Provided records =>
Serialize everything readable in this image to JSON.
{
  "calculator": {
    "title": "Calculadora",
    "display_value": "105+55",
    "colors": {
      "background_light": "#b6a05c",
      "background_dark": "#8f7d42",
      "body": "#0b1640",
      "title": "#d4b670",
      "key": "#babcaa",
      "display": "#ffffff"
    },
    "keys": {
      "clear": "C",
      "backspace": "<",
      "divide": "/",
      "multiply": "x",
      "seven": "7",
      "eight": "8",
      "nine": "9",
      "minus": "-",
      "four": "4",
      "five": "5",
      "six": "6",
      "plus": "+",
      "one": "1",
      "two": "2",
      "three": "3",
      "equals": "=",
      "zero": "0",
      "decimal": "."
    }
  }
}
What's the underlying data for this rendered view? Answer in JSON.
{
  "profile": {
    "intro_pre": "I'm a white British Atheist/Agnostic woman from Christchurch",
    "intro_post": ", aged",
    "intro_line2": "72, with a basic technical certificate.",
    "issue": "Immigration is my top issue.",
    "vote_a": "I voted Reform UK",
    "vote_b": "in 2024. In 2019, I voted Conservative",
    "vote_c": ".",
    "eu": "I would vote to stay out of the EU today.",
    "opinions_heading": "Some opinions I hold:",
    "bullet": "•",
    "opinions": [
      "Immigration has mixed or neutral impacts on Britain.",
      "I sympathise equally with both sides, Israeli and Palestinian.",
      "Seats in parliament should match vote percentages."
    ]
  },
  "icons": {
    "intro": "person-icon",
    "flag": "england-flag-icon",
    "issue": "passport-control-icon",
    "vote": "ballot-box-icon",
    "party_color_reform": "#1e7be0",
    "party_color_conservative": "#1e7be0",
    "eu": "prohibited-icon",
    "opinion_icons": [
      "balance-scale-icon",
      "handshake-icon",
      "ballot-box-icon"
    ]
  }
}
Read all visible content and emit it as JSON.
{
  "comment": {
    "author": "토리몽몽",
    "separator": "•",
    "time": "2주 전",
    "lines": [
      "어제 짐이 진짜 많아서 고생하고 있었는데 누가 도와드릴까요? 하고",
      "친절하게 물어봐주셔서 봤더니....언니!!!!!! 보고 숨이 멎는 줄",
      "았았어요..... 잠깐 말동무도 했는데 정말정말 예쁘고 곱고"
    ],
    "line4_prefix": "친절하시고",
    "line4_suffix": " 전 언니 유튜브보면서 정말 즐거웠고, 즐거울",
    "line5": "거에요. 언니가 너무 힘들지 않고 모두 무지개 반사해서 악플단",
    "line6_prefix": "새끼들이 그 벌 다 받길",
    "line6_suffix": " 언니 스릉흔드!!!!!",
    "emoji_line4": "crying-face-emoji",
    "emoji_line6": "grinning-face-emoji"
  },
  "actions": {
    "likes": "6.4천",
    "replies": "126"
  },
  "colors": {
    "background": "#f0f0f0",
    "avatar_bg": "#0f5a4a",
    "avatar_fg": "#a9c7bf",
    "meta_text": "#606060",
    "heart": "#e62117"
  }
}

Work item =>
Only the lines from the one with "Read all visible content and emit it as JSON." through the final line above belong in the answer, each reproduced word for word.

Problem solution =>
Read all visible content and emit it as JSON.
{
  "comment": {
    "author": "토리몽몽",
    "separator": "•",
    "time": "2주 전",
    "lines": [
      "어제 짐이 진짜 많아서 고생하고 있었는데 누가 도와드릴까요? 하고",
      "친절하게 물어봐주셔서 봤더니....언니!!!!!! 보고 숨이 멎는 줄",
      "았았어요..... 잠깐 말동무도 했는데 정말정말 예쁘고 곱고"
    ],
    "line4_prefix": "친절하시고",
    "line4_suffix": " 전 언니 유튜브보면서 정말 즐거웠고, 즐거울",
    "line5": "거에요. 언니가 너무 힘들지 않고 모두 무지개 반사해서 악플단",
    "line6_prefix": "새끼들이 그 벌 다 받길",
    "line6_suffix": " 언니 스릉흔드!!!!!",
    "emoji_line4": "crying-face-emoji",
    "emoji_line6": "grinning-face-emoji"
  },
  "actions": {
    "likes": "6.4천",
    "replies": "126"
  },
  "colors": {
    "background": "#f0f0f0",
    "avatar_bg": "#0f5a4a",
    "avatar_fg": "#a9c7bf",
    "meta_text": "#606060",
    "heart": "#e62117"
  }
}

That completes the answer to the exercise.